What is required ▸
Report the number of lines in the material below that contain "level", without any other words.

⁂

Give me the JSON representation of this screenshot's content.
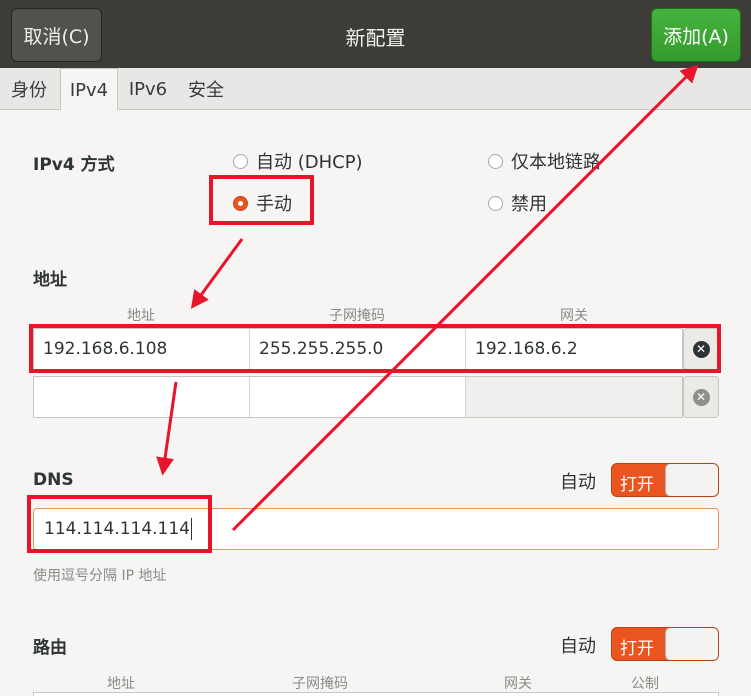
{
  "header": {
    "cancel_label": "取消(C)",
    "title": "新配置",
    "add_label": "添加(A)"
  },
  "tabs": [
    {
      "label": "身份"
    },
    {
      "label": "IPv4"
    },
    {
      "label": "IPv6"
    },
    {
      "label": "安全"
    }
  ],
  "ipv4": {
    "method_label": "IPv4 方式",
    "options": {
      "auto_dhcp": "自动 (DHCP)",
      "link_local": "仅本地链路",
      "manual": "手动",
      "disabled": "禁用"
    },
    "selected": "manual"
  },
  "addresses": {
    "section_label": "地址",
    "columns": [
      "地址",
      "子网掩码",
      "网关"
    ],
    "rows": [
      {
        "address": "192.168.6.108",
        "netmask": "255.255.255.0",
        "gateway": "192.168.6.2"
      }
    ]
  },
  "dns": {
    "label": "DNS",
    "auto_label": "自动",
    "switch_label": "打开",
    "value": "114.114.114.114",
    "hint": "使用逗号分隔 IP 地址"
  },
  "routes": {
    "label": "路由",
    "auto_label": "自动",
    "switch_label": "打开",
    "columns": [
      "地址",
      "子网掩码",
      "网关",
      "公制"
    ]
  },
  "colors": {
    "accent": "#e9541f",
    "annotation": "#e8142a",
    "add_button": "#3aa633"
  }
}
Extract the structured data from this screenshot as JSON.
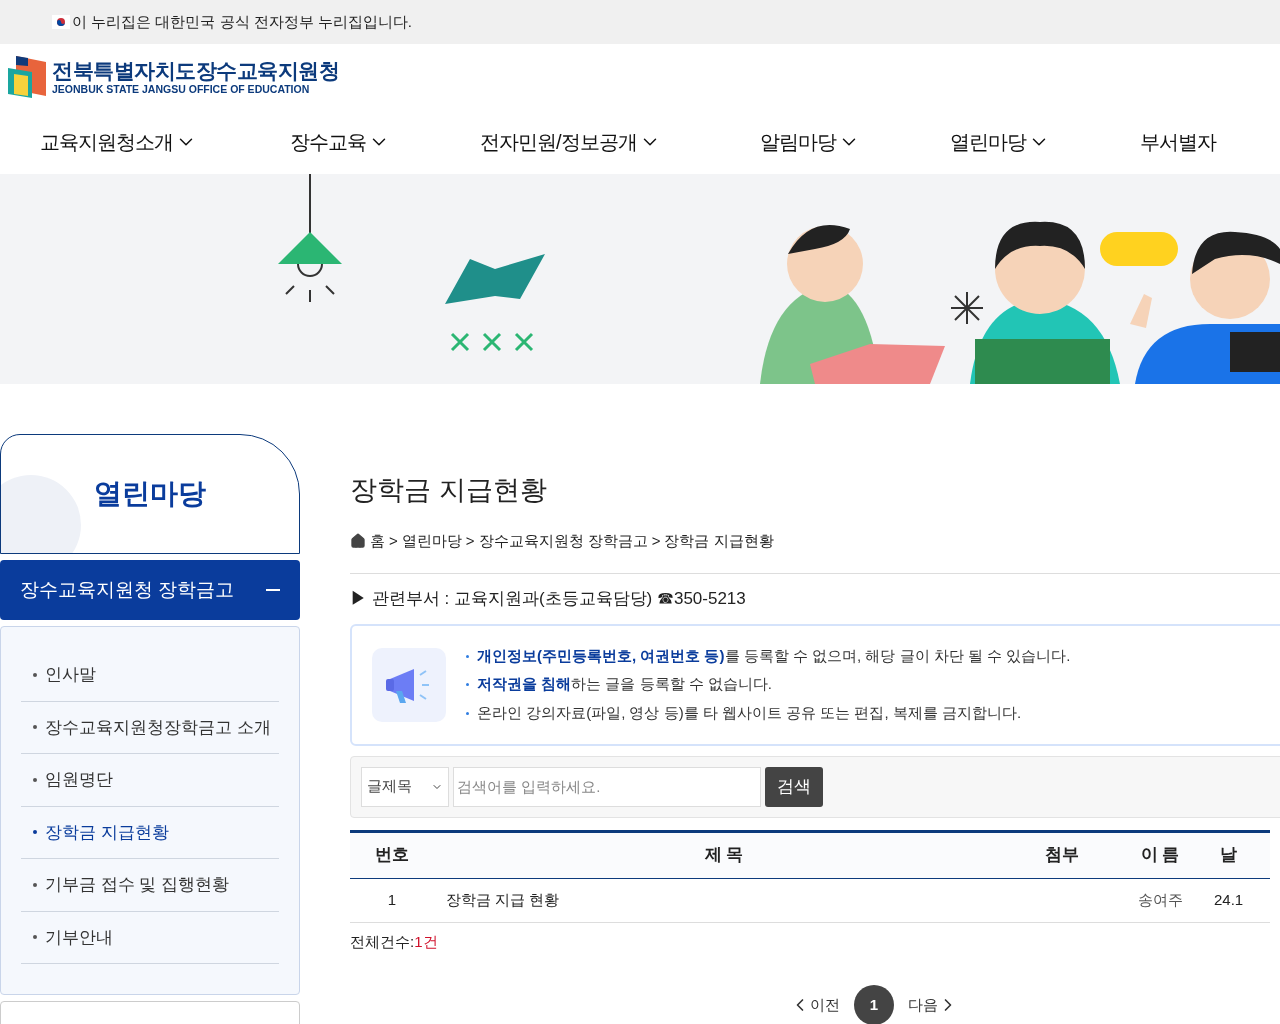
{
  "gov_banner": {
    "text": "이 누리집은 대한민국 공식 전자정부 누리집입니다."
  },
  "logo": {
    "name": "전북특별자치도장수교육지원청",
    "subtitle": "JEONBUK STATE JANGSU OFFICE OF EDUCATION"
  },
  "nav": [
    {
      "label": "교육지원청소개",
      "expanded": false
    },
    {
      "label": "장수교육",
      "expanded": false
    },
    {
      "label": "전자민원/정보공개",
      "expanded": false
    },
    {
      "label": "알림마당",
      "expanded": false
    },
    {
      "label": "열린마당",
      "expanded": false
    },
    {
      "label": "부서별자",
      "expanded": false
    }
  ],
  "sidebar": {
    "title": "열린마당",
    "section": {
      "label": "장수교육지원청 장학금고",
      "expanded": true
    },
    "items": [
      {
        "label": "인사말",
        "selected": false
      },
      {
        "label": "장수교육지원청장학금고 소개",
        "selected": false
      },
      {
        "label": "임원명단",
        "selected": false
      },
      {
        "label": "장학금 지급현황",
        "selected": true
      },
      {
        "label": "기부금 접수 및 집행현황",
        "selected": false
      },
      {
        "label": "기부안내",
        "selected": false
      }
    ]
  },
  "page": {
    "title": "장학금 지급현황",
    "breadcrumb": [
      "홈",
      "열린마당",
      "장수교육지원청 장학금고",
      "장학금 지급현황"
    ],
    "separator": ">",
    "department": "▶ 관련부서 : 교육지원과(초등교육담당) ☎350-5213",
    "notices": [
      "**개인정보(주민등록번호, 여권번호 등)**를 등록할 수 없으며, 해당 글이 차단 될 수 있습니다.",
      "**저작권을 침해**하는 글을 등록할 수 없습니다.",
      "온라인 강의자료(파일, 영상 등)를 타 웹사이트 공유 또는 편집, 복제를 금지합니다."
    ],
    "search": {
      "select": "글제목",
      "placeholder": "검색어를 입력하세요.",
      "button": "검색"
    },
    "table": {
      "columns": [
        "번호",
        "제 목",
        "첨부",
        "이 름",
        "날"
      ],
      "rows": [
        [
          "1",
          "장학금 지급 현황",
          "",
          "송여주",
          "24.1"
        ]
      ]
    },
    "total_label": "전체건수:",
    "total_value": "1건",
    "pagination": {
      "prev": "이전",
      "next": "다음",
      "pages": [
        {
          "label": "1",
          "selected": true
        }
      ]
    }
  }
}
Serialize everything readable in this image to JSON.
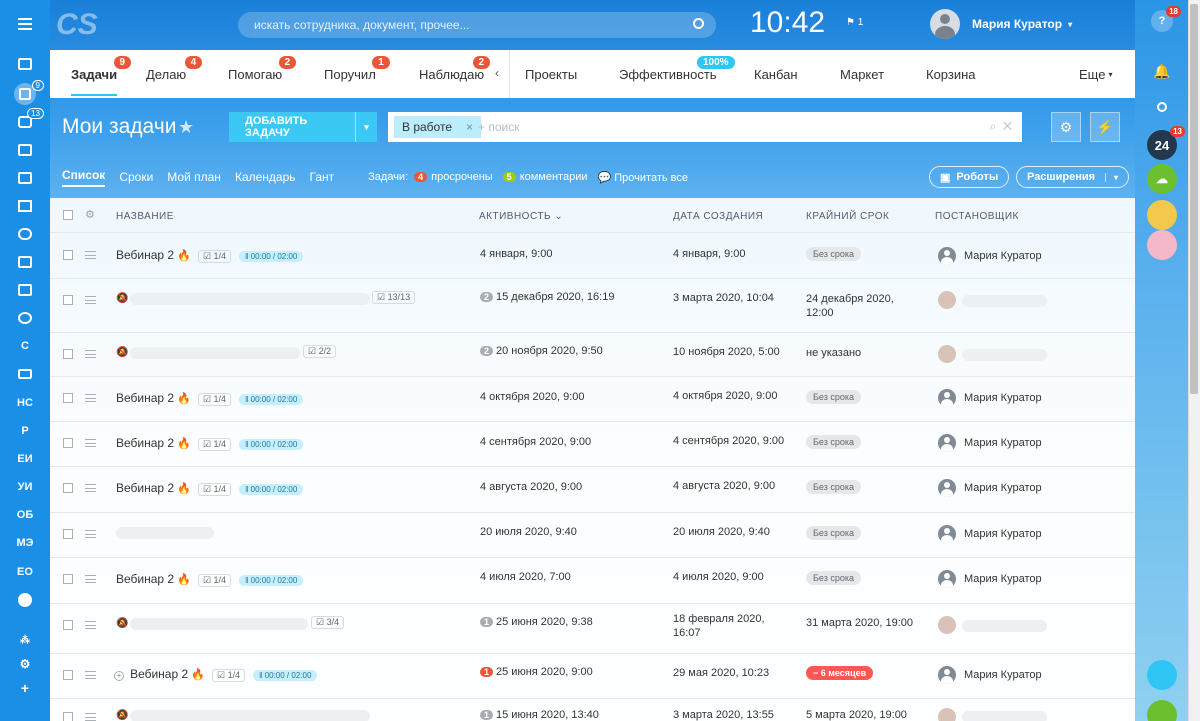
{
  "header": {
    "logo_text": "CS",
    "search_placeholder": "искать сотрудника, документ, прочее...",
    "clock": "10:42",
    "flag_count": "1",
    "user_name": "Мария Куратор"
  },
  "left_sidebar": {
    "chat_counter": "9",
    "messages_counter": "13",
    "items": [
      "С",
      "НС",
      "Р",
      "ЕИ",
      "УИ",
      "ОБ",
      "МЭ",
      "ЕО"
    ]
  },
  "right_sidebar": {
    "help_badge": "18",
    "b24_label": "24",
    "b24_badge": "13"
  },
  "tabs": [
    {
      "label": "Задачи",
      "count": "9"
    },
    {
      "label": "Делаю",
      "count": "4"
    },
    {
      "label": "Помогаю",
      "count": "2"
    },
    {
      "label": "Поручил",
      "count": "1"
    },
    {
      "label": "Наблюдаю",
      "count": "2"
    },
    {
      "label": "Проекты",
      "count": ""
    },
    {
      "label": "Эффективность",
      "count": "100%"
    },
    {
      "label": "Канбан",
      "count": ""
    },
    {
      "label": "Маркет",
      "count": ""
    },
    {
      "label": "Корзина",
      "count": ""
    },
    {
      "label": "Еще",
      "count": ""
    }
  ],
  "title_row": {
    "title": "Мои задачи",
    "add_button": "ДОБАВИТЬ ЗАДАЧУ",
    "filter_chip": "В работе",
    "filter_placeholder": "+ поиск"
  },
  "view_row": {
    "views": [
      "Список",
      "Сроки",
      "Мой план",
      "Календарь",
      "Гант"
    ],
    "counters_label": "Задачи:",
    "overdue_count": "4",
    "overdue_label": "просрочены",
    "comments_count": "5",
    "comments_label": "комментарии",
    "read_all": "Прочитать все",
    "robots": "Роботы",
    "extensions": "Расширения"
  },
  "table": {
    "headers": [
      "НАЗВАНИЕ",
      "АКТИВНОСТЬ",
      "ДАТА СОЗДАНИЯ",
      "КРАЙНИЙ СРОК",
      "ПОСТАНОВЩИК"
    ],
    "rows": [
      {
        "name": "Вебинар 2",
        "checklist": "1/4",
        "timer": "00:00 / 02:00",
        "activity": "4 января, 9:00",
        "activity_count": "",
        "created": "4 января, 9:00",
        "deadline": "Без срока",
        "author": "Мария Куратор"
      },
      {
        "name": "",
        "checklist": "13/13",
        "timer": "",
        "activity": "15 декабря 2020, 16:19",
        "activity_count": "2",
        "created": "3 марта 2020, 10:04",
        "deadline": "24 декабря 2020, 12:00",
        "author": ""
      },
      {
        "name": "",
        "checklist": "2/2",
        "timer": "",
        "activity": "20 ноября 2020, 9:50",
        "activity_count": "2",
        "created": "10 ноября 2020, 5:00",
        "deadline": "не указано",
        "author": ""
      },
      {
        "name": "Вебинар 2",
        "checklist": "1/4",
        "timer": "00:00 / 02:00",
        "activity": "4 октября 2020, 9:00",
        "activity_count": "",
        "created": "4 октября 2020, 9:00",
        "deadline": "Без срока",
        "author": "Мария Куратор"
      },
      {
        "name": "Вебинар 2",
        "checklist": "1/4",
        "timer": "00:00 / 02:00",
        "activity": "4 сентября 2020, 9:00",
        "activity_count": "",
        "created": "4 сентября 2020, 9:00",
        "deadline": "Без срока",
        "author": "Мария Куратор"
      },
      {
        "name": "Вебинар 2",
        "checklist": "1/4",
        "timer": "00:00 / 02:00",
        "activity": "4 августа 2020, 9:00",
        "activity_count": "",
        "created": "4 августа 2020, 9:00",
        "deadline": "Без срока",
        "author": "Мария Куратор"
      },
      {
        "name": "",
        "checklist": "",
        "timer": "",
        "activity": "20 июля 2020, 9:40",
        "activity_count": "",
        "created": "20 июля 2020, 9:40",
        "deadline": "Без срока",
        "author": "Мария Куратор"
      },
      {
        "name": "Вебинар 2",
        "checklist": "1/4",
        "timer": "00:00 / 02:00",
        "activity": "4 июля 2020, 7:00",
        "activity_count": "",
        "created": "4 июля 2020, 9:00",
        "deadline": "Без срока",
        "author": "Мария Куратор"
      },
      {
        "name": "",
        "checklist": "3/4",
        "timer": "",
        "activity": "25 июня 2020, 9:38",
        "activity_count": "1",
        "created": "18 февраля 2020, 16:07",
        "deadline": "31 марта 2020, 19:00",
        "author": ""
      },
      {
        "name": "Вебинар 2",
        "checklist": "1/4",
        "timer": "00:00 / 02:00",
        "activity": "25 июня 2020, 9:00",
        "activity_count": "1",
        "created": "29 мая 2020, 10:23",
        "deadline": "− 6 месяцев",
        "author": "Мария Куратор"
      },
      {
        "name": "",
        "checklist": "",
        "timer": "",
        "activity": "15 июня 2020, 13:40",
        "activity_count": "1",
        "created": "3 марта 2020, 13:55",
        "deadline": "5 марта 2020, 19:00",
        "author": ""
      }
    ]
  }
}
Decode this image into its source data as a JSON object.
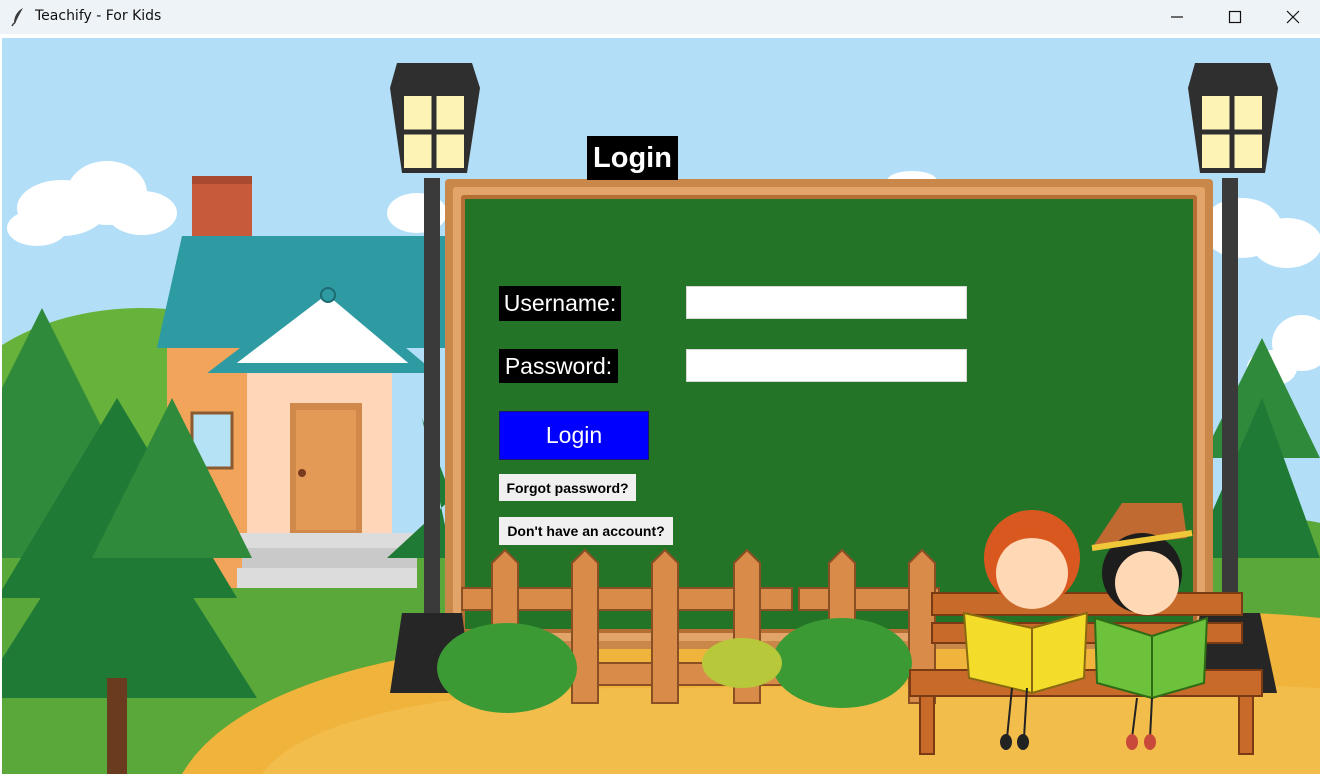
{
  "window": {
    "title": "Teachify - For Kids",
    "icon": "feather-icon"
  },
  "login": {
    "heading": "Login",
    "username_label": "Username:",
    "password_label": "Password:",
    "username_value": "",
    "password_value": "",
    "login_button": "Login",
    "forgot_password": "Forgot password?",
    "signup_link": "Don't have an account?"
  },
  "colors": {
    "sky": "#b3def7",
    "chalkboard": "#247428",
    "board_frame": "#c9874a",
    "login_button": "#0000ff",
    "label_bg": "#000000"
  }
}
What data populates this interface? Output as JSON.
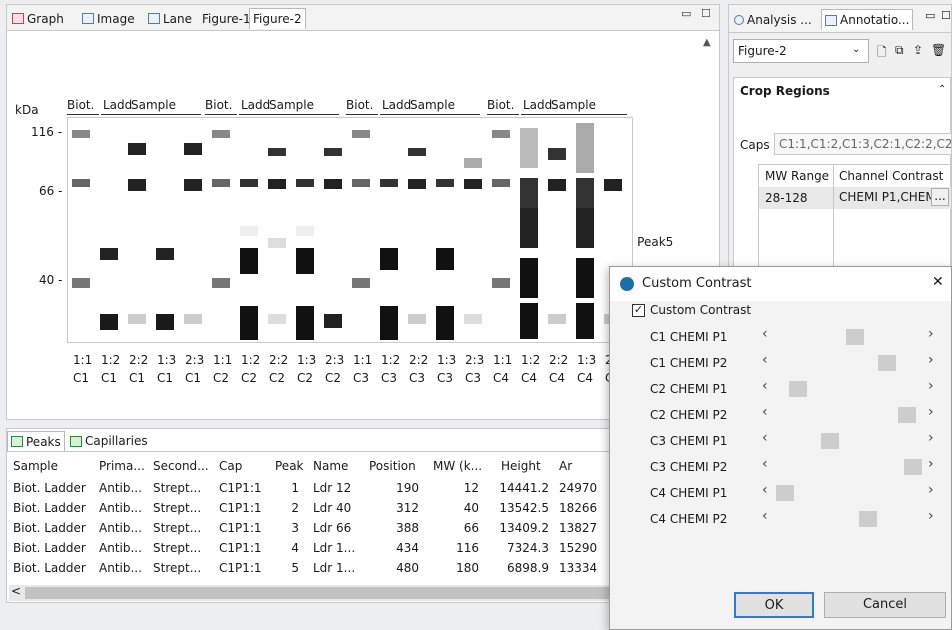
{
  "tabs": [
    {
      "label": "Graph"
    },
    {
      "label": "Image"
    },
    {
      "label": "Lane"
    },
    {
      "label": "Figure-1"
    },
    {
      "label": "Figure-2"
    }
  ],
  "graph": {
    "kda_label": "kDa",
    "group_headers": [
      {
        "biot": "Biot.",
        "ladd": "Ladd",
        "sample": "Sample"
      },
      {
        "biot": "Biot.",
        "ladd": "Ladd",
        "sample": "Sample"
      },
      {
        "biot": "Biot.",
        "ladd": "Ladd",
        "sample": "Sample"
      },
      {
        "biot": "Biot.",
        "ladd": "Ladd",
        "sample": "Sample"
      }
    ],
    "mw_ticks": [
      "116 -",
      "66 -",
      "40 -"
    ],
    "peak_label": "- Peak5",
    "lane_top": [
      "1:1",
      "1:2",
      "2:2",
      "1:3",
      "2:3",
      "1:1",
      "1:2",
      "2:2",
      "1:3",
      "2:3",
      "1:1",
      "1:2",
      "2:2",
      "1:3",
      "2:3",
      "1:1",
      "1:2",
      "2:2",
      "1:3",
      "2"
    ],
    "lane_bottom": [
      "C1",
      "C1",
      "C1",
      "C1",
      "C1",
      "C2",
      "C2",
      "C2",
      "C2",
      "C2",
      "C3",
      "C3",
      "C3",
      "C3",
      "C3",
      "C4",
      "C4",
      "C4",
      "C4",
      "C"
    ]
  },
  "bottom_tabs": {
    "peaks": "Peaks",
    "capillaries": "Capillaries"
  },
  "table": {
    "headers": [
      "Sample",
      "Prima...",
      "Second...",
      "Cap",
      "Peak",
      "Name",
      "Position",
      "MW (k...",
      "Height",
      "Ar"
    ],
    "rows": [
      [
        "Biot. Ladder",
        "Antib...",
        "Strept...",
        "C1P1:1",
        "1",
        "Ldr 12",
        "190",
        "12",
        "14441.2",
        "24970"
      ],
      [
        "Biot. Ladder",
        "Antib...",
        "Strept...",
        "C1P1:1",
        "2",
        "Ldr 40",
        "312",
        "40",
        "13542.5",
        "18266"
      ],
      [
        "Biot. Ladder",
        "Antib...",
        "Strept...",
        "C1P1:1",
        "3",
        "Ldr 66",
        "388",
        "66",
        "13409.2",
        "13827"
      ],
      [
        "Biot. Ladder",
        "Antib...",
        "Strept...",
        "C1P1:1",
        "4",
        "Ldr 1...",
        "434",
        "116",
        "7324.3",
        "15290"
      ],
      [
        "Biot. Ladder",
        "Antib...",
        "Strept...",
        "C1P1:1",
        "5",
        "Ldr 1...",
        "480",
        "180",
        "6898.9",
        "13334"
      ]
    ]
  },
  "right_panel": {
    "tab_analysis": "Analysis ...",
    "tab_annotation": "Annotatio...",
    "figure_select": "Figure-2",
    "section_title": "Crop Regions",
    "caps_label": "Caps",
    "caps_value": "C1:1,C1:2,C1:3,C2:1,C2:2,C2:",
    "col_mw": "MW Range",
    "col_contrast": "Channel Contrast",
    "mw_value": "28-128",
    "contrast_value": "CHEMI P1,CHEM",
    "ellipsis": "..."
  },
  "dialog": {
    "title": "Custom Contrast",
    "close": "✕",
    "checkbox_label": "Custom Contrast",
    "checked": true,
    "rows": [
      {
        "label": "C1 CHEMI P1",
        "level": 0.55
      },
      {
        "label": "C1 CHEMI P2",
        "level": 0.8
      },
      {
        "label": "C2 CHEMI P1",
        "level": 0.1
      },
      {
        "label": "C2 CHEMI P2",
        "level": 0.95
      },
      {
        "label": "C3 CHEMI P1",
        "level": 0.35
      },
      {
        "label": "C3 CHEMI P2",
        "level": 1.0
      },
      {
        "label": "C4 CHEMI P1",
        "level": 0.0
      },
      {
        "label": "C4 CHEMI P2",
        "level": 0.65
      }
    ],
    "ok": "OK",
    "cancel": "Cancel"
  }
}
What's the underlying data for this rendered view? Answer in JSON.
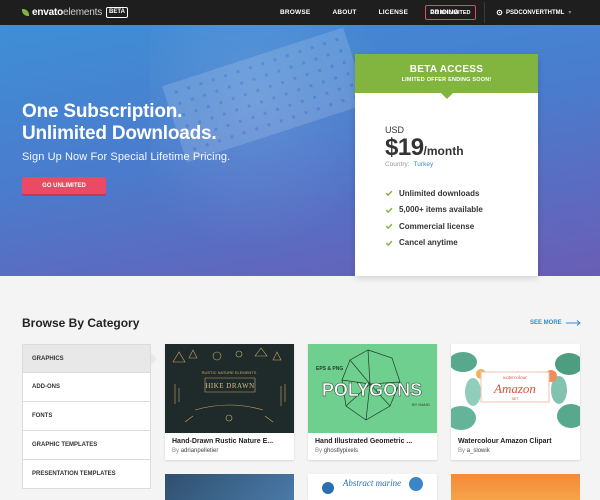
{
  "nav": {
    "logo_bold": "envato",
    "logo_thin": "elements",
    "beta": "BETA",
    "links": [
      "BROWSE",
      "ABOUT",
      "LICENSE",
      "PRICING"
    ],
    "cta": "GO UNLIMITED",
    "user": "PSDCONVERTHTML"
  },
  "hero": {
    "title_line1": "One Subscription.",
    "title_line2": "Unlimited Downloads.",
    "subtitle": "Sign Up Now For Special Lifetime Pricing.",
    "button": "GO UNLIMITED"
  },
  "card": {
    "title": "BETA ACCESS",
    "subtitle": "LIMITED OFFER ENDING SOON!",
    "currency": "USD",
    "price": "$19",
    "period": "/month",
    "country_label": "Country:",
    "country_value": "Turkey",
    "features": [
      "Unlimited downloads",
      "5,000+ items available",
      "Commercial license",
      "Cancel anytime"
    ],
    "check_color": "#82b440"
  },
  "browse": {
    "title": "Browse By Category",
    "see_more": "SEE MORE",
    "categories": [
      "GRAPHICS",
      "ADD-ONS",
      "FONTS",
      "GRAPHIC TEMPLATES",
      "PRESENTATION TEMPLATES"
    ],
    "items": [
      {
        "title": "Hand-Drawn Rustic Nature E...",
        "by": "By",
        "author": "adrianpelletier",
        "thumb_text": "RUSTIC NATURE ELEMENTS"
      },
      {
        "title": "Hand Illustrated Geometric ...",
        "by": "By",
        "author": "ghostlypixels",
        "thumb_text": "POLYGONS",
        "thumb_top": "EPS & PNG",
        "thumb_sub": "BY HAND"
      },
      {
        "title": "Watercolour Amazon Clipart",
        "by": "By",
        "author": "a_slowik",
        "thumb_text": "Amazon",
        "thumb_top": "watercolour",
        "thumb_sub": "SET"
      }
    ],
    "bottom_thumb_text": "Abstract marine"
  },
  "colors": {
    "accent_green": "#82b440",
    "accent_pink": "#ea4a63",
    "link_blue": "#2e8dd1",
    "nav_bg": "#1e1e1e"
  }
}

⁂

Expected answer ▸
8